The senators want the courts to hear a lawsuit that seeks to require five companies (Chevron, BP, ConocoPhillips, ExxonMobil and Shell) to pay some of the costs of rising sea levels, like building seawalls, and any other costs the cities can blame on climate change and oil companies.
When U.S. District Judge William Alsup threw out the cities’ climate change lawsuits last year, he noted, “Having reaped the benefits of that historic progress, would it really be fair to now ignore our own responsibility in the use of fossil fuels and place the blame for global warming on those who supplied what we demanded?” He said it was a question properly directed to policymakers in Congress and the White House.
Judge Alsup got it. We are all to blame for climate change and we have all benefited from petroleum and oil-products that are part of the very fabric of modern life. Each of us has to find a way to reduce our carbon footprint and thereby reduce greenhouse gas emissions.

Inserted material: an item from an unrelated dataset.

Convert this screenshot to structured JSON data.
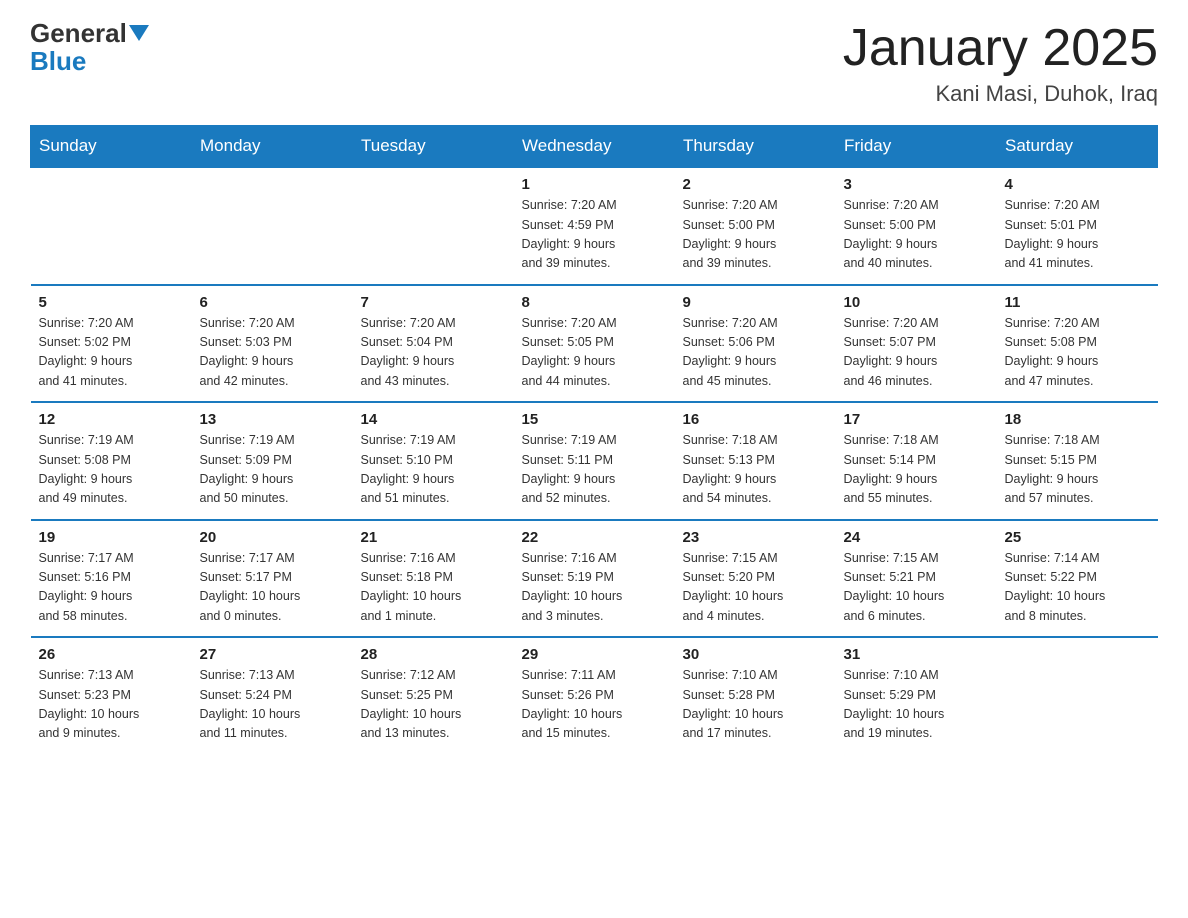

Ironically, the cities attempting to sue to get money from the oil companies are some of the largest users of oil products and other energy sources that impact our environment. Yet, they want to sue the companies for very products that they (and their citizens) depend upon to survive and to travel to work, their police and fire departments use for public safety, their elected leaders use to get to public meetings, and, in most cases, that they have invested their employees’ pension funds in.

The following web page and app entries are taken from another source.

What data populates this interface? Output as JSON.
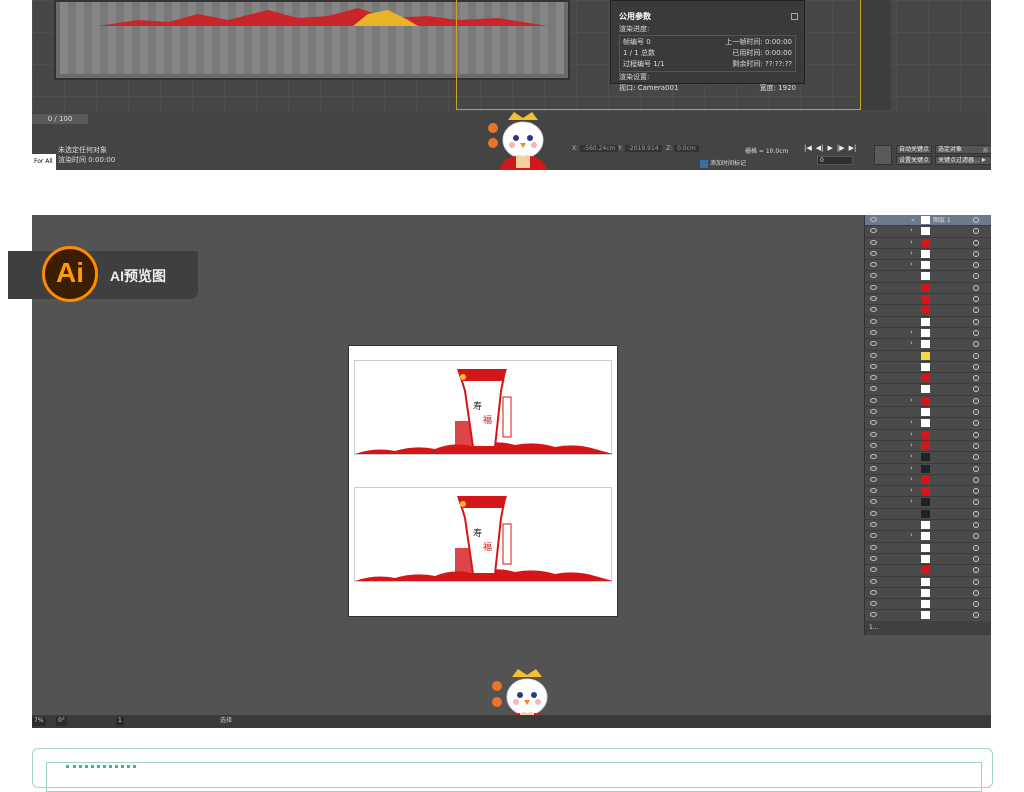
{
  "max_window": {
    "time_slider": "0 / 100",
    "listener_label": "For All",
    "status_line1": "未选定任何对象",
    "status_line2": "渲染时间  0:00:00",
    "coords": {
      "x_label": "X:",
      "x_value": "-560.24cm",
      "y_label": "Y:",
      "y_value": "-2019.914",
      "z_label": "Z:",
      "z_value": "0.0cm"
    },
    "grid": "栅格 = 10.0cm",
    "add_time_tag": "添加时间标记",
    "frame_value": "0",
    "auto_key": "自动关键点",
    "set_key": "设置关键点",
    "selected_object": "选定对象",
    "key_filter": "关键点过滤器...",
    "render_status": {
      "title": "公用参数",
      "progress_label": "渲染进度:",
      "frame_no_label": "帧编号",
      "frame_no_value": "0",
      "prev_frame_label": "上一帧时间:",
      "prev_frame_value": "0:00:00",
      "count_value": "1 / 1",
      "total_label": "总数",
      "elapsed_label": "已用时间:",
      "elapsed_value": "0:00:00",
      "process_label": "过程编号 1/1",
      "remaining_label": "剩余时间:",
      "remaining_value": "??:??:??",
      "settings_label": "渲染设置:",
      "viewport_label": "视口:",
      "viewport_value": "Camera001",
      "width_label": "宽度:",
      "width_value": "1920"
    }
  },
  "ai_window": {
    "badge_logo": "Ai",
    "badge_label": "AI预览图",
    "zoom": "7%",
    "rotation": "0°",
    "page": "1",
    "tool": "选择",
    "layer_top_name": "图层 1",
    "layers_footer": "1..."
  },
  "colors": {
    "accent_red": "#d4161a",
    "ai_orange": "#ff8a00",
    "teal_border": "#9fd3c9"
  }
}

The cities, including Oakland, who have clearly demanded their U.S. Senators apply political, legal, and media pressure to reinstate their lawsuit, are more interested in creating a public relations fight then they are in finding a real solution to the very complex issue of global warming.

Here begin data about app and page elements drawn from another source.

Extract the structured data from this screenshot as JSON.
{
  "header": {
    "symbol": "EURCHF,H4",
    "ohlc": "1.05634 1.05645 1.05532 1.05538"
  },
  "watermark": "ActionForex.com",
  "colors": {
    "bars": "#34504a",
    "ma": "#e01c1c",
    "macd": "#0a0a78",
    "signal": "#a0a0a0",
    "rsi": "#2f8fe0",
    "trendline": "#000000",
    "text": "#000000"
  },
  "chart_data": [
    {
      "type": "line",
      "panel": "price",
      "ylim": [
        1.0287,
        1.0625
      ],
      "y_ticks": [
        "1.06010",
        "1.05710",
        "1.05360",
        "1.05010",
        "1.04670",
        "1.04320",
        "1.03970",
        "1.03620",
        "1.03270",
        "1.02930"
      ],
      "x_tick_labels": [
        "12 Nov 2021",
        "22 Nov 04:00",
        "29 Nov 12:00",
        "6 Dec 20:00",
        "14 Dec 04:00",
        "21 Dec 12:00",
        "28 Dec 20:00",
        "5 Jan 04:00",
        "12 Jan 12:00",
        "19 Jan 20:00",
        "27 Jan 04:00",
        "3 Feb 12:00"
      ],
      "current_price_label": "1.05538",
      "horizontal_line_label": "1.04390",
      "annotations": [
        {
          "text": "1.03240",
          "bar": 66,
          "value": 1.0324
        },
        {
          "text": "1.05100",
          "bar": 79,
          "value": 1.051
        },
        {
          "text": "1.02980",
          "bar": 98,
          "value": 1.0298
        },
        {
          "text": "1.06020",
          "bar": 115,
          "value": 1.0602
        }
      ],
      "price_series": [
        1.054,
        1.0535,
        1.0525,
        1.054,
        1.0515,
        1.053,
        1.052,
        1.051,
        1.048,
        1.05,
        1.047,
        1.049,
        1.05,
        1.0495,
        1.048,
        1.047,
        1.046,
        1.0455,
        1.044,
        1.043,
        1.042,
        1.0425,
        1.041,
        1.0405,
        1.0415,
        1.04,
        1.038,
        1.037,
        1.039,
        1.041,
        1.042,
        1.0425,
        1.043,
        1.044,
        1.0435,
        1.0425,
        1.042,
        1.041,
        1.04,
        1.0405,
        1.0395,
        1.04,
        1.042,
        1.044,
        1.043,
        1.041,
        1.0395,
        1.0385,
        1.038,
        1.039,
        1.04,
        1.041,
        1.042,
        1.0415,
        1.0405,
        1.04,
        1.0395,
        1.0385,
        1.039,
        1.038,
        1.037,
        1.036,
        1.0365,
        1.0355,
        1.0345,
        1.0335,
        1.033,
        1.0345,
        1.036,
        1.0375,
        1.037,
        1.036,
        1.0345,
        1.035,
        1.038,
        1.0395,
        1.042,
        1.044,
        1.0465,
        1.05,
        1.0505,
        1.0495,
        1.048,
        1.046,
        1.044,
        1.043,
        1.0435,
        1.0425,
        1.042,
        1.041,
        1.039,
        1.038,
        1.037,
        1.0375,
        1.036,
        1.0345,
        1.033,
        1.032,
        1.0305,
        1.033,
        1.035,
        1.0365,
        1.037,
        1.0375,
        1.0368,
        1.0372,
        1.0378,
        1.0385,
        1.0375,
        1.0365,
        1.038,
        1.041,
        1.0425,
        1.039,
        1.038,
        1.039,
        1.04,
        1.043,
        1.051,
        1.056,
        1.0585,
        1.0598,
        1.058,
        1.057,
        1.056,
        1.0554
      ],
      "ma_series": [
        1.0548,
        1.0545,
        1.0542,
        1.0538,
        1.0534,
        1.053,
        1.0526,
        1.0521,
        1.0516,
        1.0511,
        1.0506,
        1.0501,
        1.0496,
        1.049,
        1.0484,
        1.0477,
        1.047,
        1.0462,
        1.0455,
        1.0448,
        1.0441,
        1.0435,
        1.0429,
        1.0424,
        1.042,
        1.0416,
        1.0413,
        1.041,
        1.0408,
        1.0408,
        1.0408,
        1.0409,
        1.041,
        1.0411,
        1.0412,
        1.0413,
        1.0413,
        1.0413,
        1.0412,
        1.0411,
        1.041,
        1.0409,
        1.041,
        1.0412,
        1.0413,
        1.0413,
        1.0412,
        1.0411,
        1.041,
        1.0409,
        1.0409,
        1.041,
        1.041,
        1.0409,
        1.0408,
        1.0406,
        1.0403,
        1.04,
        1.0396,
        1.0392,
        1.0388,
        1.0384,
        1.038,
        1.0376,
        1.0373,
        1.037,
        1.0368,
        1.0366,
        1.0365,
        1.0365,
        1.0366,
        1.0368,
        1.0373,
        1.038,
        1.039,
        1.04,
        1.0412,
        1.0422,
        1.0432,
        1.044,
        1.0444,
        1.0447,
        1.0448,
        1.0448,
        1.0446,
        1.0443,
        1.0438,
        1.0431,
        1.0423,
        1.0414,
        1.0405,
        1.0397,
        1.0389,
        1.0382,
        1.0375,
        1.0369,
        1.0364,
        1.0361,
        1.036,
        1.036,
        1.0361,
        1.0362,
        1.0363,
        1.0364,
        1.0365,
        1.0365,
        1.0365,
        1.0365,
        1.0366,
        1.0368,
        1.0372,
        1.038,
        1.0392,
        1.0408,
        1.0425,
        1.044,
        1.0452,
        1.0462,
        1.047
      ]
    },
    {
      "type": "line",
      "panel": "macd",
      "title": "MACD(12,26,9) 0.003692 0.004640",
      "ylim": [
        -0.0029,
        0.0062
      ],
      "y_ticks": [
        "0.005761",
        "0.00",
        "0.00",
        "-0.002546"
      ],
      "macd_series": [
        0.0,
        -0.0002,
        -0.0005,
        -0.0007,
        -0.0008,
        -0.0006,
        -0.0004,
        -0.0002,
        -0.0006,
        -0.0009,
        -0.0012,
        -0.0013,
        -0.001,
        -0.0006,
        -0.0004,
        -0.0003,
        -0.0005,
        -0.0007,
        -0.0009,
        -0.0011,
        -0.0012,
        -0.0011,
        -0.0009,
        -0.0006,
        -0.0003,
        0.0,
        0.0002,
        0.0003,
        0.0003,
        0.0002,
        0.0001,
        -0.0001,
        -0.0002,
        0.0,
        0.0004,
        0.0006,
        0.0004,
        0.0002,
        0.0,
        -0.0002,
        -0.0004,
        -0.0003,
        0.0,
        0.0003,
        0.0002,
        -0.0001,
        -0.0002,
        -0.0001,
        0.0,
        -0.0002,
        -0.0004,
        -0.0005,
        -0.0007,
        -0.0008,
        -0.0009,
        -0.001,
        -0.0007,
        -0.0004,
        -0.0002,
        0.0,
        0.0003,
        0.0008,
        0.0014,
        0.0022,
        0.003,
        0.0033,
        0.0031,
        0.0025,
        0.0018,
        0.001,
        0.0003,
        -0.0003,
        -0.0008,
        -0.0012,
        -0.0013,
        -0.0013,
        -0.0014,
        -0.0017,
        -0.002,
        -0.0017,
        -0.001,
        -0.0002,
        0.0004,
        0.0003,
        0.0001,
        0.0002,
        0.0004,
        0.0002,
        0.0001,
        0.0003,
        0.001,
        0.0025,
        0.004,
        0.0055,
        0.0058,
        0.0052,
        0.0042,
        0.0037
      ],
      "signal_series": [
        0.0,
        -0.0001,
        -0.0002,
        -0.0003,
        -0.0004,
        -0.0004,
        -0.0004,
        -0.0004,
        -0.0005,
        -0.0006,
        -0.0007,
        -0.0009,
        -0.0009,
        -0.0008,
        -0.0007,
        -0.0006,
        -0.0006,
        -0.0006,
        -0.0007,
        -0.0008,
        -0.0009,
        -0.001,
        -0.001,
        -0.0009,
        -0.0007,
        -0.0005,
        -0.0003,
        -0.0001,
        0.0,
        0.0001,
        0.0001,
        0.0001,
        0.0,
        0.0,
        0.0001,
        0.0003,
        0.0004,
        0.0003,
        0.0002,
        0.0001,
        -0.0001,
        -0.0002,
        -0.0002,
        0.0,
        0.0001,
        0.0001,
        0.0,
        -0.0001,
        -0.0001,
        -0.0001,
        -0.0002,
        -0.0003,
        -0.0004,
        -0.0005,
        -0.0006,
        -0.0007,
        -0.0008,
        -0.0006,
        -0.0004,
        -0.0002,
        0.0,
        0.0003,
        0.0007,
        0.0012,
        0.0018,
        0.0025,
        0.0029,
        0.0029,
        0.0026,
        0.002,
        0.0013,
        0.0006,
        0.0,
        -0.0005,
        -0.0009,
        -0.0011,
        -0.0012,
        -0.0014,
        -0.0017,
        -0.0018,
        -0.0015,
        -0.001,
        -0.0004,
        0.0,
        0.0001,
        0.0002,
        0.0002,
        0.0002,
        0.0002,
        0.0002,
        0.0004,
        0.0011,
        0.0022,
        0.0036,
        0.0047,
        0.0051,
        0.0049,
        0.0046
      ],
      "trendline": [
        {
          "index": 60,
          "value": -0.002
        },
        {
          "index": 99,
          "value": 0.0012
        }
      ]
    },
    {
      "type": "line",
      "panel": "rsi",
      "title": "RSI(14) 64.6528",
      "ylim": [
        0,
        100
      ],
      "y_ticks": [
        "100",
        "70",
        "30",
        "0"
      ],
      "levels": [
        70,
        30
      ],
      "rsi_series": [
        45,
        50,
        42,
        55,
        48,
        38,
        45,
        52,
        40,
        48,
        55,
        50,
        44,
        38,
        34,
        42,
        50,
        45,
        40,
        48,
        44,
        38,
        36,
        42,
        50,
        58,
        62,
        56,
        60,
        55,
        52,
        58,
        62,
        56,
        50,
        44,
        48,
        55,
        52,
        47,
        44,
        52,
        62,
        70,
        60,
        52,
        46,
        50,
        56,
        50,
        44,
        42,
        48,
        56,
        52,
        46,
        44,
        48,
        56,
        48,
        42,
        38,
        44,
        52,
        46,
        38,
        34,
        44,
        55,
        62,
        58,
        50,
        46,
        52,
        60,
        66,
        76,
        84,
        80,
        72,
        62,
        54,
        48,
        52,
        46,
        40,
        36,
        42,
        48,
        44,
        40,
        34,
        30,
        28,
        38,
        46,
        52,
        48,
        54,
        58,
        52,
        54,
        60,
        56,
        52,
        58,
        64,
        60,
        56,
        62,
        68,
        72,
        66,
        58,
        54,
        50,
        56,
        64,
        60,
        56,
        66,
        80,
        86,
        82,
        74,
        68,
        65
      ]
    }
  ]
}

The oil companies, including California’s progressive Chevron Corporation, have acknowledged that climate change is real and that human activity contributes to it. So, instead of fighting thoughtful companies like Chevron, which understand, accept, and are attempting to reduce emissions and climate change impacts, why don’t the cities work together, with oil companies, with communities, with Congress, to develop sound policies to limit climate change impacts?
The “leave it in the ground” philosophy of anti-oil zealots is preposterous. None of us could exist a day without the benefits and products produced by oil companies. The demand for gasoline and oil products will continue even under the most aggressive efforts in a low-carbon future. And demand for the use of coal will not go away soon, even as activists rob Oakland of much-needed basic jobs by opposing development of the Oakland Bulk and Oversized Terminal in West Oakland, or bullying its developers, Phil Tagami and Insight Terminal Solutions.
A constructive route forward must include global solutions like the Paris Agreement, balanced policies that ensure that long-term economic, environmental and energy security needs are met, continued innovation of new technologies and alternative forms of energy, and thoughtful policy-making that recognizes that oil and alternative forms of energy can peacefully co-exist, and will co-exist, for decades, if not centuries, to come.
It’s time for cities like Oakland, and anti-oil extremists, to put aside their propaganda, lawsuits, and public relations campaigns, and get real. Litigation and vilification are neither an honest nor a constructive way to solve climate change issues. Climate change is a global issue requiring governmental policy decisions that cannot be made by local courts. Let’s work together to reduce global warming and save the world for future generations, rather than engage in a fight in which no one wins.
The truth in all of this, one that no one talks about, is that global warming is a function of the Earth’s total human population: its rise is due to the increase in the number of people on the planet. But here’s the catch: increases in economic wealth and education are proven factors in humanly reducing the rate of population growth. Maybe the focus should be on improving the World’s standard of living, rather than denying others the right to have a good standard of living?